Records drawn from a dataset
[Start of Attachment]
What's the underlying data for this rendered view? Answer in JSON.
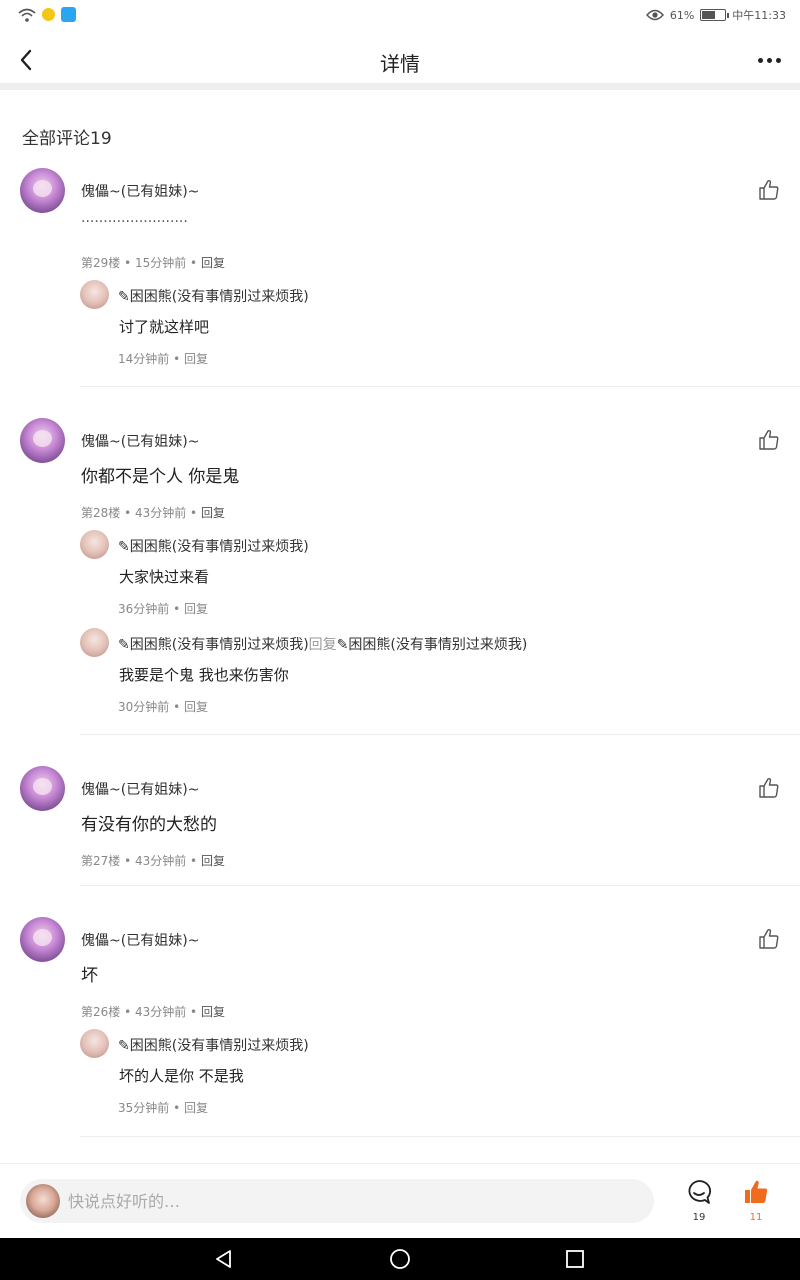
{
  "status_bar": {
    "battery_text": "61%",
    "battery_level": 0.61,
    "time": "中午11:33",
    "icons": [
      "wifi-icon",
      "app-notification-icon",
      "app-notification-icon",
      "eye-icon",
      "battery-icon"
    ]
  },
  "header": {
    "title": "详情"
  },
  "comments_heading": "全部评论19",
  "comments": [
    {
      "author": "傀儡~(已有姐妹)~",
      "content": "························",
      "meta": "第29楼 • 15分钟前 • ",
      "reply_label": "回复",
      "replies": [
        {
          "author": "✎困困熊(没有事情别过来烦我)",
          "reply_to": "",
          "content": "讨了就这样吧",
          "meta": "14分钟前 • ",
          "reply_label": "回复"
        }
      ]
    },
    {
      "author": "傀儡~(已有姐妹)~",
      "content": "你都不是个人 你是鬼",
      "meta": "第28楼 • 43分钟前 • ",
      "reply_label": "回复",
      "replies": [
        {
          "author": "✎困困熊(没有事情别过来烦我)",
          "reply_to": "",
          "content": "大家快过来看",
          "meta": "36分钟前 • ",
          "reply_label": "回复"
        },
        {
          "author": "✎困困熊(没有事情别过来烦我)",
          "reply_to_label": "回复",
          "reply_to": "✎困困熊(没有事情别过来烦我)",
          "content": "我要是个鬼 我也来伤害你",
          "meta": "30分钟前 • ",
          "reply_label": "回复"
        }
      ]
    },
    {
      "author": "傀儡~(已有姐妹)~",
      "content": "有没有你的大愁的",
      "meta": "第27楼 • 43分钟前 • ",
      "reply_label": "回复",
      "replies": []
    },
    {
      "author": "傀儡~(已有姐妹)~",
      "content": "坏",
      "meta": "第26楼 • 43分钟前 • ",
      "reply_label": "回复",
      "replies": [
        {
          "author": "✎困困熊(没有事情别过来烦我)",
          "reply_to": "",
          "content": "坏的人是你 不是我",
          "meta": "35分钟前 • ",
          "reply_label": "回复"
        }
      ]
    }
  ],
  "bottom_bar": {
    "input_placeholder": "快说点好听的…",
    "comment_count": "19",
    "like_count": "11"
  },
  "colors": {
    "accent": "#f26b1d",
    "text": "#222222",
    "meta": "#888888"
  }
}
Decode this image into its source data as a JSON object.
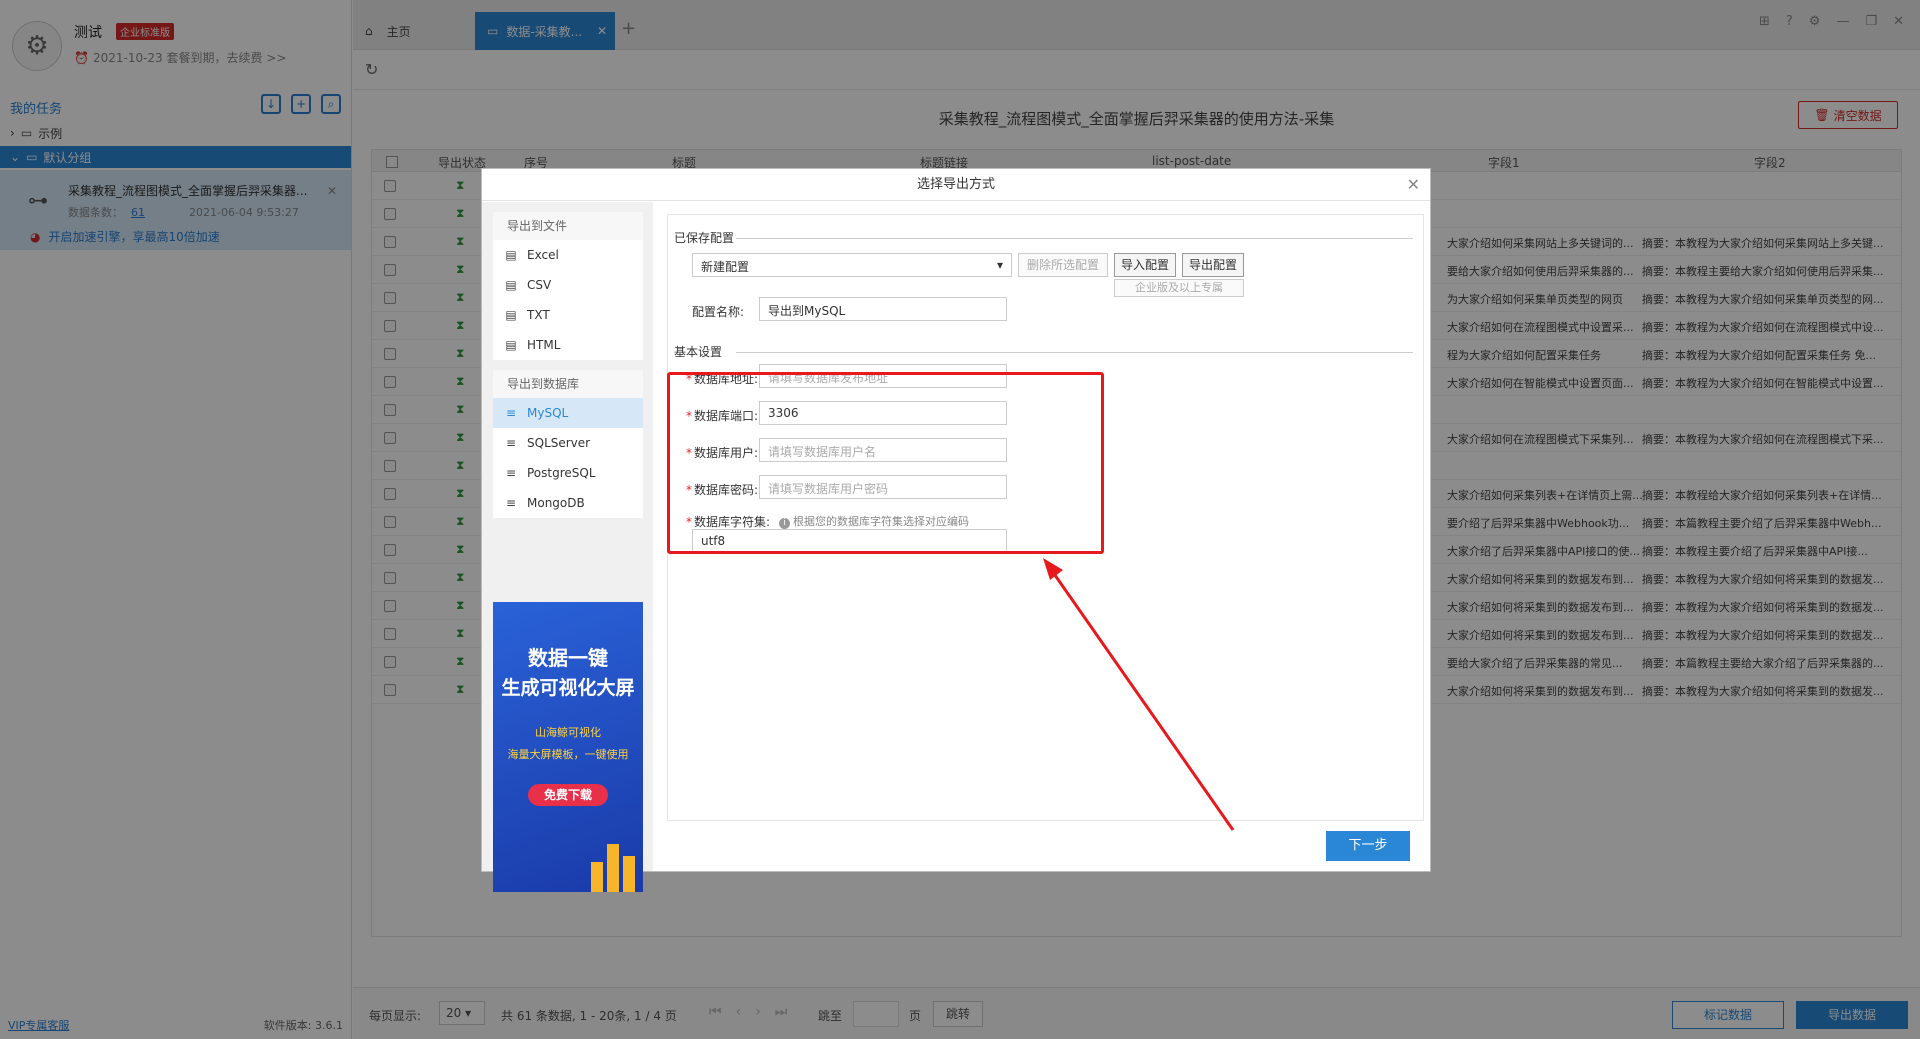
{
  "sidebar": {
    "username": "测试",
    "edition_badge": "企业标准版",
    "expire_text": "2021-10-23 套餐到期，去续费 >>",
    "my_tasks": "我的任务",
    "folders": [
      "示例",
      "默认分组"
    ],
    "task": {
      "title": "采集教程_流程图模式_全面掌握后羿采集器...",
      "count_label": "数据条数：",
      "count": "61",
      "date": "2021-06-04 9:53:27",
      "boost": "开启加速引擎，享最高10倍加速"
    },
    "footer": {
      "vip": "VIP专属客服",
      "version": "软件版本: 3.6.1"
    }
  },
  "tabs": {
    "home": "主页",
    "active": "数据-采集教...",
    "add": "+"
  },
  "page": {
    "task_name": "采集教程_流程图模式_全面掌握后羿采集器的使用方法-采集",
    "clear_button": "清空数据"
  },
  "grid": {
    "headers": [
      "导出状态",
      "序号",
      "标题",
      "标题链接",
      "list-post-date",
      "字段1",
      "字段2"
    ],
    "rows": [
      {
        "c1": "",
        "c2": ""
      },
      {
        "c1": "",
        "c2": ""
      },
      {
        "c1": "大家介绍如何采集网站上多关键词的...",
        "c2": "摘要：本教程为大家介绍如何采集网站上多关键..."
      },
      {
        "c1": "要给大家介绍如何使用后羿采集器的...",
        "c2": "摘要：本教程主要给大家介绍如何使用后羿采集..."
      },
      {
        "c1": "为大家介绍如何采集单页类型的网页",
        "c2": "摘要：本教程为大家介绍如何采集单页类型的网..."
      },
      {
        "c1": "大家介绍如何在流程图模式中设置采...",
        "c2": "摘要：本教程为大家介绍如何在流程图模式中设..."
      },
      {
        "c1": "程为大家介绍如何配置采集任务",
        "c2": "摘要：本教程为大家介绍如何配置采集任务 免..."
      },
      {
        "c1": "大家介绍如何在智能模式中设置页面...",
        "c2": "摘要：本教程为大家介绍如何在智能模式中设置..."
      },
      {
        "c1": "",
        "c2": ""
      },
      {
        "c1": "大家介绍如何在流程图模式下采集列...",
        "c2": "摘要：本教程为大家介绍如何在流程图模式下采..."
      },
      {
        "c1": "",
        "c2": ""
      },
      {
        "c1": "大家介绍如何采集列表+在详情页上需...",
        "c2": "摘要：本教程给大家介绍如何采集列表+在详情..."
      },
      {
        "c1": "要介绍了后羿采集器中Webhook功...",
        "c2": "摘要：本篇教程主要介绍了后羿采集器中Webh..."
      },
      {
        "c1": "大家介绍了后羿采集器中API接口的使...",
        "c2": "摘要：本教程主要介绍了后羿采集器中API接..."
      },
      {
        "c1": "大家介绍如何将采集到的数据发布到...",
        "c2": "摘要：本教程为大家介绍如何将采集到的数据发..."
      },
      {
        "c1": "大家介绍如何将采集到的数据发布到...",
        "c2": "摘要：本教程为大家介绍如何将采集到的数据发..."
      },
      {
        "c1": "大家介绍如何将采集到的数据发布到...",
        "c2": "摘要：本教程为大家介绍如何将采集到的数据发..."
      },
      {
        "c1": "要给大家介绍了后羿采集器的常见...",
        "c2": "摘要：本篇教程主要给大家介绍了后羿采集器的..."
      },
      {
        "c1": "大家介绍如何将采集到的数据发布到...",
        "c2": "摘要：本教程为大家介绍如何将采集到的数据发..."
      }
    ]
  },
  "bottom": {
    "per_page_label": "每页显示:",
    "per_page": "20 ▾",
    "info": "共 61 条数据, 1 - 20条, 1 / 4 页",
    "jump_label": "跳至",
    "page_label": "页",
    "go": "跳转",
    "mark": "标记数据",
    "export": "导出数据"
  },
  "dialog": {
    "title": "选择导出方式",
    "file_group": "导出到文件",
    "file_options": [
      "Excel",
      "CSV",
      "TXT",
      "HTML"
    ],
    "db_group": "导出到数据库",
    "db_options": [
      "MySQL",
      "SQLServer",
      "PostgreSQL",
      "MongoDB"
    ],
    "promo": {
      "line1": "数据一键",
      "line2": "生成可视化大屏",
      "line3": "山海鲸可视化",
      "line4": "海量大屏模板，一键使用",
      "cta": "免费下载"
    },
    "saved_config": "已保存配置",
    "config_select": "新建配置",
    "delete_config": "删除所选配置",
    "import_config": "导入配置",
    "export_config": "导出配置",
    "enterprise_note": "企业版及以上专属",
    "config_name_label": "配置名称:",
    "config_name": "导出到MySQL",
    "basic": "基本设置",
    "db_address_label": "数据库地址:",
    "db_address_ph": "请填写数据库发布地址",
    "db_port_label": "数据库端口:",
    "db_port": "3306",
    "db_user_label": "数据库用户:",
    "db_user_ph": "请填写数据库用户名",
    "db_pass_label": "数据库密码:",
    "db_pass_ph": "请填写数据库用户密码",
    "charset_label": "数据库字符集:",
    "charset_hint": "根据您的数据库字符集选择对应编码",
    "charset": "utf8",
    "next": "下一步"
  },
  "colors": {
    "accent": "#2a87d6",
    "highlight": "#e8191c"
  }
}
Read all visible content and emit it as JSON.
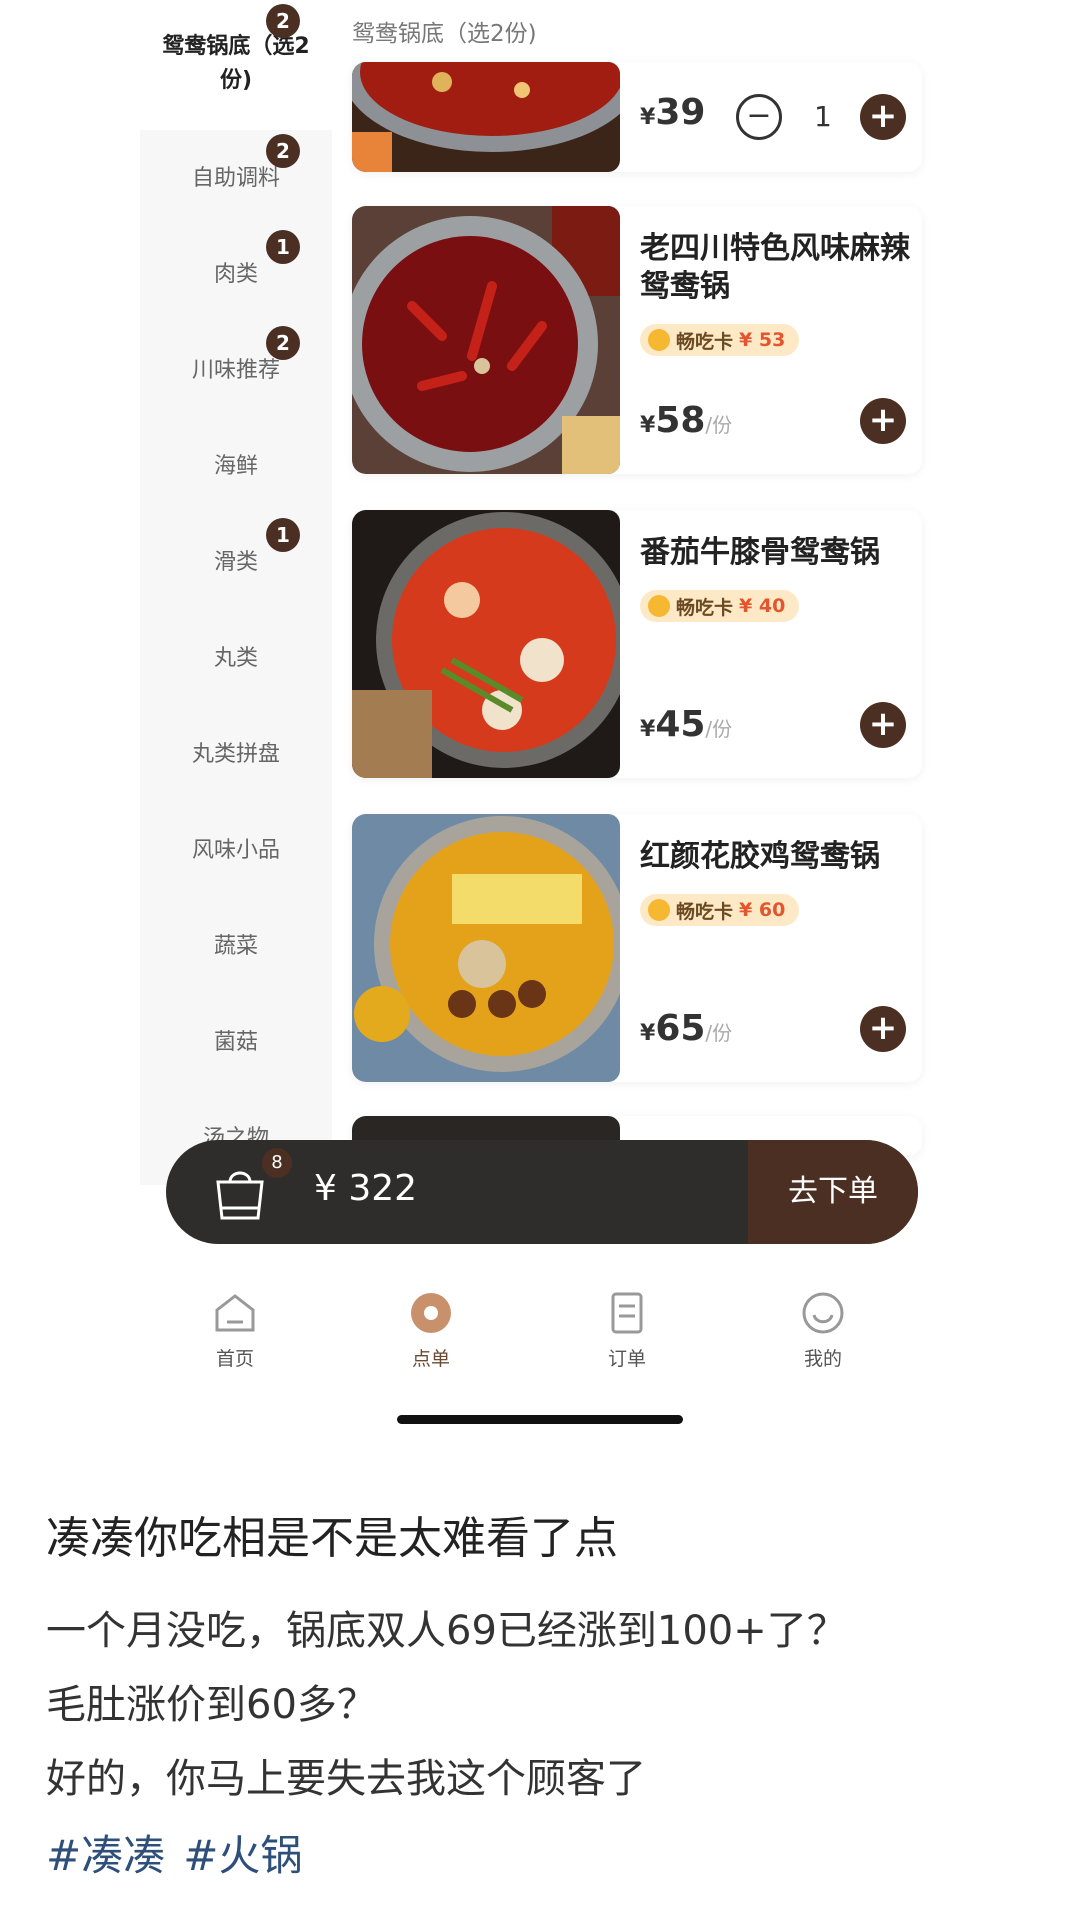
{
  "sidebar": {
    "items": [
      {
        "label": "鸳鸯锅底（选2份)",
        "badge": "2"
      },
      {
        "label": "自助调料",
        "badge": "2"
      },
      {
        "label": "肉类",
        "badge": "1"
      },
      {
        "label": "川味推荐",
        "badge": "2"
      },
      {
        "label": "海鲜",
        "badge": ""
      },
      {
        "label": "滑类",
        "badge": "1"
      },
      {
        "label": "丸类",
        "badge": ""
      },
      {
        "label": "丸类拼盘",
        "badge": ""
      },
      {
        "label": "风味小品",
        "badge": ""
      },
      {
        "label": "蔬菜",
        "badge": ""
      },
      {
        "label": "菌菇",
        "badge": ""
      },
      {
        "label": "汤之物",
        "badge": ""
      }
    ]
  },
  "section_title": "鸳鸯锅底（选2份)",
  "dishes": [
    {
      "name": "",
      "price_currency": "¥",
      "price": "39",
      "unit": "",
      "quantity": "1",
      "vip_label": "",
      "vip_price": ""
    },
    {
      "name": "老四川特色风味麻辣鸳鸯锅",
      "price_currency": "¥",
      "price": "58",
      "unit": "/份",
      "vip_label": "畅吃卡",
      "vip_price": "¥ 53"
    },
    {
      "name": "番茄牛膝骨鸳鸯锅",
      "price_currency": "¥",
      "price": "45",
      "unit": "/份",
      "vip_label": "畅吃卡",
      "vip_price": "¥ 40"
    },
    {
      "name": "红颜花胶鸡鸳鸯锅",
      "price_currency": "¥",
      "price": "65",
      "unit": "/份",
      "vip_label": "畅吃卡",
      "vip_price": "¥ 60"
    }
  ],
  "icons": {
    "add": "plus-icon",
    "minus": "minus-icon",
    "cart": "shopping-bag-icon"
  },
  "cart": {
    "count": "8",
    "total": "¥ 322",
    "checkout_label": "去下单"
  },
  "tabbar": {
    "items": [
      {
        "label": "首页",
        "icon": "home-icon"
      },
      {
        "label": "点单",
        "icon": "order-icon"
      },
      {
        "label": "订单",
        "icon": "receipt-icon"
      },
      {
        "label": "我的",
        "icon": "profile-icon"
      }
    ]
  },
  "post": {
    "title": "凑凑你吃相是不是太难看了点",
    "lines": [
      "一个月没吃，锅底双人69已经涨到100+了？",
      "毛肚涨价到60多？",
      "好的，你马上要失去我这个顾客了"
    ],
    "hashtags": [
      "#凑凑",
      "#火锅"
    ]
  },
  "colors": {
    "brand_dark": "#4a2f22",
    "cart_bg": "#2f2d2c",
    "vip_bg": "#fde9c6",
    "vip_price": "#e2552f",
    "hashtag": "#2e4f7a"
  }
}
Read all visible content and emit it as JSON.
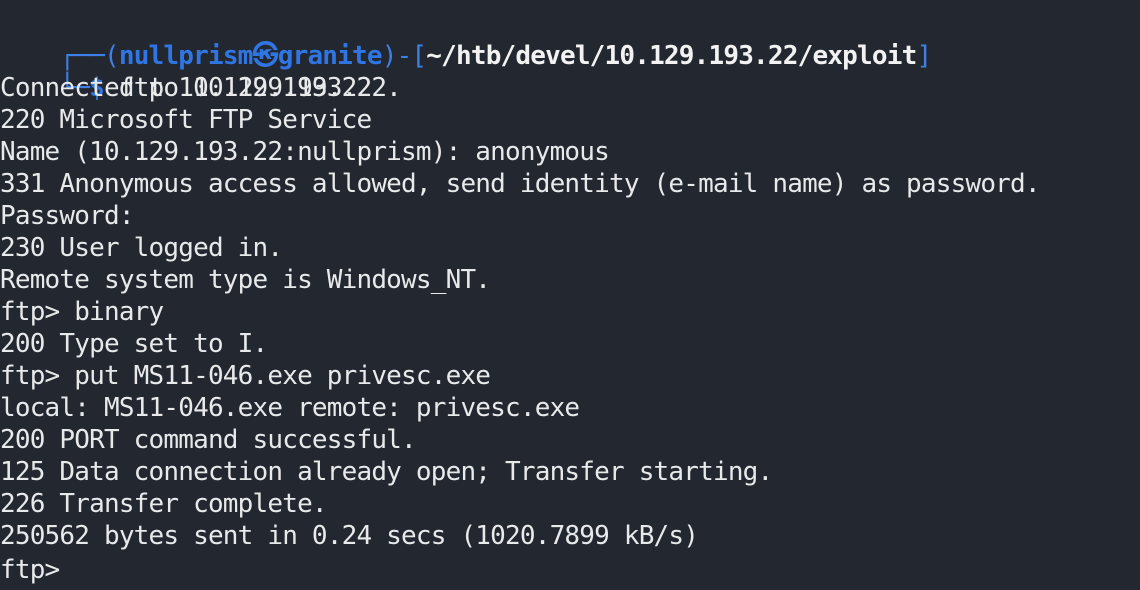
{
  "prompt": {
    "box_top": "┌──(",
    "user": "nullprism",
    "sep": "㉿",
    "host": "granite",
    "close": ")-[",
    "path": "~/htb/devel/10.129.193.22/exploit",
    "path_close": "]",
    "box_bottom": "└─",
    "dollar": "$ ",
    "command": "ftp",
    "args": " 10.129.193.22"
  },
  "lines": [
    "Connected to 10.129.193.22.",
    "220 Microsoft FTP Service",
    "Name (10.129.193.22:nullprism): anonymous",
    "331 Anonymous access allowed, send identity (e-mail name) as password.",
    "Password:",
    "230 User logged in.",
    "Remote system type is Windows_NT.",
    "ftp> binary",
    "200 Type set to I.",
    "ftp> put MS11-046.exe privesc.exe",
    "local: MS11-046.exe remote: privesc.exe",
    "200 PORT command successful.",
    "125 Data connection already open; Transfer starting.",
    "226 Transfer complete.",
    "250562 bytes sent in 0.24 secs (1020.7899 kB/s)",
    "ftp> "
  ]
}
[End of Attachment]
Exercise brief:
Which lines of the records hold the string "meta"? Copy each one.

Response area:
      "meta": "第29楼 • 15分钟前 • ",
          "meta": "14分钟前 • ",
      "meta": "第28楼 • 43分钟前 • ",
          "meta": "36分钟前 • ",
          "meta": "30分钟前 • ",
      "meta": "第27楼 • 43分钟前 • ",
      "meta": "第26楼 • 43分钟前 • ",
          "meta": "35分钟前 • ",
    "meta": "#888888"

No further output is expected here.